Savage attack, a fifth type of maternal behavior problem is relatively rare but usually life threatening to the foal. The most common scenario is a sudden offensive attack, with lowered head and opened mouth biting or grasping the withers, neck, or back of the foal. The dam may lift, shake, and toss the foal against an object or stamp and hold it to the ground. In contrast to foals injured by overprotective mares, fearful mares, or mares resisting nursing, savagely attacked foals usually have bite wounds and serious multiple skeletal injuries. The only recommended practical long-term solution is permanent separation of the mare and foal. Savage attack often follows one or more days of apparently normal acceptance, bonding behavior, protection, and nursing of the foal, and it usually repeats if the mare and foal are not separated. It is for this reason that supervision, restraint, and tranquilization are rarely practical solutions to savage attack. Savage attack of foals usually repeats with subsequent foals. A nurse mare when available is the recommended best alternate rearing situation for foals. The window of opportunity for fostering varies among mares, but usually best results are obtained with both mare acceptance and foal bonding to the mare within 3 days of parturition. The hide, blanket, fetal membranes, or feces from the biologic foal can be used to mask the “foreign odor” of the foster foal.
In busy breeding areas, breeder networks connect orphans and rejected foals with potential nurse mares (mares that have lost a foal). Also some farms that specialize in preparing “professional” nurse mares for lease to farms with orphan foals. Hand-feeding in isolation from other foals or horses is not a generally successful strategy because behavioral maladjustments in the form of inadequate socialization with horses and overattachment to humans usually ensue. Tub-fed kindergartens of several foals housed together with minimal human contact generally have good physical and social development outcomes.

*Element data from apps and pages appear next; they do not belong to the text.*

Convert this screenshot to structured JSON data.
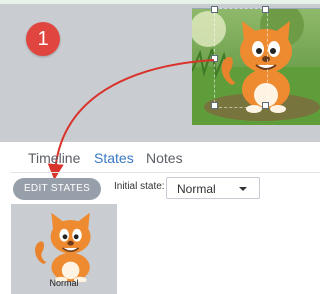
{
  "marker": {
    "number": "1",
    "color": "#e0463f"
  },
  "tabs": [
    {
      "label": "Timeline",
      "active": false
    },
    {
      "label": "States",
      "active": true
    },
    {
      "label": "Notes",
      "active": false
    }
  ],
  "states_toolbar": {
    "edit_button_label": "EDIT STATES",
    "initial_state_label": "Initial state:",
    "initial_state_value": "Normal",
    "dropdown_icon": "chevron-down-icon"
  },
  "state_list": [
    {
      "label": "Normal",
      "icon": "cat-character"
    }
  ],
  "colors": {
    "accent_tab": "#3a78c6",
    "arrow": "#d9342b",
    "button": "#97a0aa"
  }
}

Adoption or stealing of the foals from other mares usually occurs during the thief mare’s periparturient period. Upon foaling of her own neonate, the thief mare may abandon the stolen foal, which may not be reaccepted by its original dam. This is probably the most rare type of maternal behavior problem in horses, most commonly seen under unusual management conditions, such as induction of parturition in a large number of closely confined mares.